» What the task asks
Your answer should consist of the lines holding "count", copied from the material below.

» Supplied entries
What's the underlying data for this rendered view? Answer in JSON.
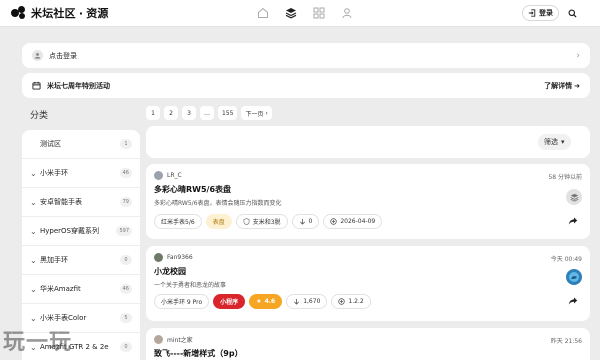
{
  "header": {
    "site_name": "米坛社区",
    "separator": "·",
    "section": "资源",
    "nav_icons": [
      "home-icon",
      "layers-icon",
      "grid-icon",
      "user-icon"
    ],
    "login_label": "登录"
  },
  "login_banner": {
    "text": "点击登录"
  },
  "event_banner": {
    "text": "米坛七周年特别活动",
    "link": "了解详情"
  },
  "sidebar": {
    "heading": "分类",
    "items": [
      {
        "label": "测试区",
        "count": "1",
        "expandable": false
      },
      {
        "label": "小米手环",
        "count": "46",
        "expandable": true
      },
      {
        "label": "安卓智能手表",
        "count": "79",
        "expandable": true
      },
      {
        "label": "HyperOS穿戴系列",
        "count": "597",
        "expandable": true
      },
      {
        "label": "黑加手环",
        "count": "0",
        "expandable": true
      },
      {
        "label": "华米Amazfit",
        "count": "46",
        "expandable": true
      },
      {
        "label": "小米手表Color",
        "count": "5",
        "expandable": true
      },
      {
        "label": "Amazfit GTR 2 & 2e",
        "count": "0",
        "expandable": true
      }
    ]
  },
  "pagination": {
    "pages": [
      "1",
      "2",
      "3",
      "…",
      "155"
    ],
    "next": "下一页"
  },
  "filter": {
    "label": "筛选"
  },
  "resources": [
    {
      "author": "LR_C",
      "time": "58 分钟以前",
      "title": "多彩心晴RW5/6表盘",
      "description": "多彩心晴RW5/6表盘，表情会随压力指数而变化",
      "device": "红米手表5/6",
      "tag": "表盘",
      "extra": "支米和3脱",
      "downloads": "0",
      "date": "2026-04-09"
    },
    {
      "author": "Fan9366",
      "time": "今天 00:49",
      "title": "小龙校园",
      "description": "一个关于勇者和恶龙的故事",
      "device": "小米手环 9 Pro",
      "tag": "小程序",
      "rating": "4.6",
      "downloads": "1,670",
      "version": "1.2.2"
    },
    {
      "author": "mint之家",
      "time": "昨天 21:56",
      "title": "致飞----新增样式（9p）"
    }
  ],
  "watermark": "玩一玩"
}
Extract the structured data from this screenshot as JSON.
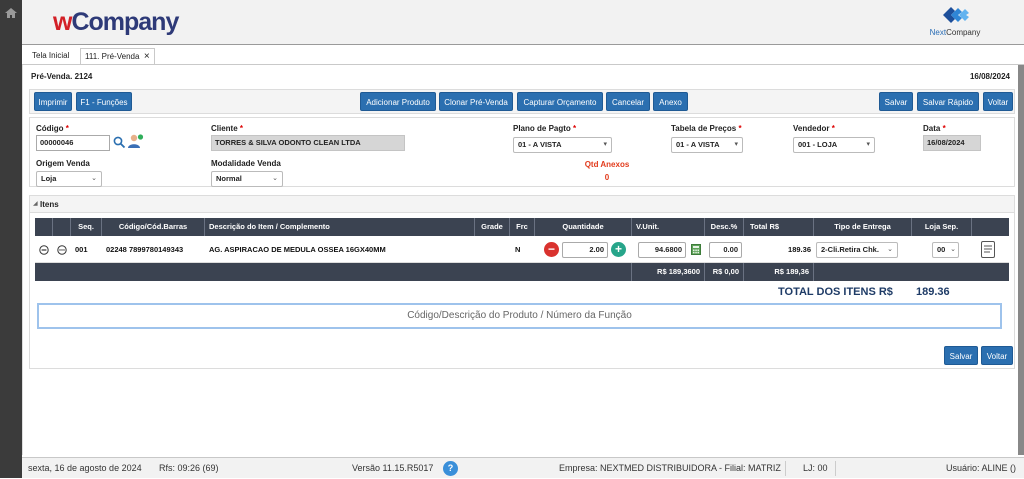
{
  "app": {
    "logo_w": "w",
    "logo_rest": "Company",
    "brand_right_a": "Next",
    "brand_right_b": "Company"
  },
  "tabs": [
    {
      "label": "Tela Inicial"
    },
    {
      "label": "111. Pré-Venda",
      "close": "×"
    }
  ],
  "page": {
    "title": "Pré-Venda. 2124",
    "date": "16/08/2024"
  },
  "toolbar": {
    "imprimir": "Imprimir",
    "funcoes": "F1 - Funções",
    "adicionar": "Adicionar Produto",
    "clonar": "Clonar Pré-Venda",
    "capturar": "Capturar Orçamento",
    "cancelar": "Cancelar",
    "anexo": "Anexo",
    "salvar": "Salvar",
    "salvar_rapido": "Salvar Rápido",
    "voltar": "Voltar"
  },
  "form": {
    "codigo": {
      "label": "Código",
      "value": "00000046"
    },
    "cliente": {
      "label": "Cliente",
      "value": "TORRES & SILVA ODONTO CLEAN LTDA"
    },
    "plano": {
      "label": "Plano de Pagto",
      "value": "01 - A VISTA"
    },
    "tabela": {
      "label": "Tabela de Preços",
      "value": "01 - A VISTA"
    },
    "vendedor": {
      "label": "Vendedor",
      "value": "001 - LOJA"
    },
    "data": {
      "label": "Data",
      "value": "16/08/2024"
    },
    "origem": {
      "label": "Origem Venda",
      "value": "Loja"
    },
    "modalidade": {
      "label": "Modalidade Venda",
      "value": "Normal"
    },
    "qtd_anexos": {
      "label": "Qtd Anexos",
      "value": "0"
    },
    "required_mark": "*"
  },
  "itens": {
    "title": "Itens",
    "headers": {
      "seq": "Seq.",
      "codigo": "Código/Cód.Barras",
      "descricao": "Descrição do Item / Complemento",
      "grade": "Grade",
      "frc": "Frc",
      "quantidade": "Quantidade",
      "vunit": "V.Unit.",
      "desc": "Desc.%",
      "total": "Total R$",
      "tipo": "Tipo de Entrega",
      "loja": "Loja Sep."
    },
    "row": {
      "seq": "001",
      "codigo": "02248 7899780149343",
      "descricao": "AG. ASPIRACAO DE MEDULA OSSEA 16GX40MM",
      "frc": "N",
      "quantidade": "2.00",
      "vunit": "94.6800",
      "desc": "0.00",
      "total": "189.36",
      "tipo": "2-Cli.Retira Chk.",
      "loja": "00"
    },
    "totals": {
      "vunit": "R$ 189,3600",
      "desc": "R$ 0,00",
      "total": "R$ 189,36"
    },
    "total_label": "TOTAL DOS ITENS R$",
    "total_value": "189.36",
    "search_placeholder": "Código/Descrição do Produto / Número da Função"
  },
  "bottom": {
    "salvar": "Salvar",
    "voltar": "Voltar"
  },
  "footer": {
    "date": "sexta, 16 de agosto de 2024",
    "rfs": "Rfs: 09:26 (69)",
    "version": "Versão 11.15.R5017",
    "help": "?",
    "empresa": "Empresa: NEXTMED DISTRIBUIDORA - Filial: MATRIZ",
    "lj": "LJ: 00",
    "usuario": "Usuário: ALINE ()"
  },
  "colors": {
    "primary": "#2b6fb0",
    "grid_header": "#3b4351",
    "minus": "#d9322e",
    "plus": "#27a58a",
    "alert": "#e23b1c"
  }
}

» Output of the task
        "count": "1",
        "count": "46",
        "count": "79",
        "count": "597",
        "count": "0",
        "count": "46",
        "count": "5",
        "count": "0",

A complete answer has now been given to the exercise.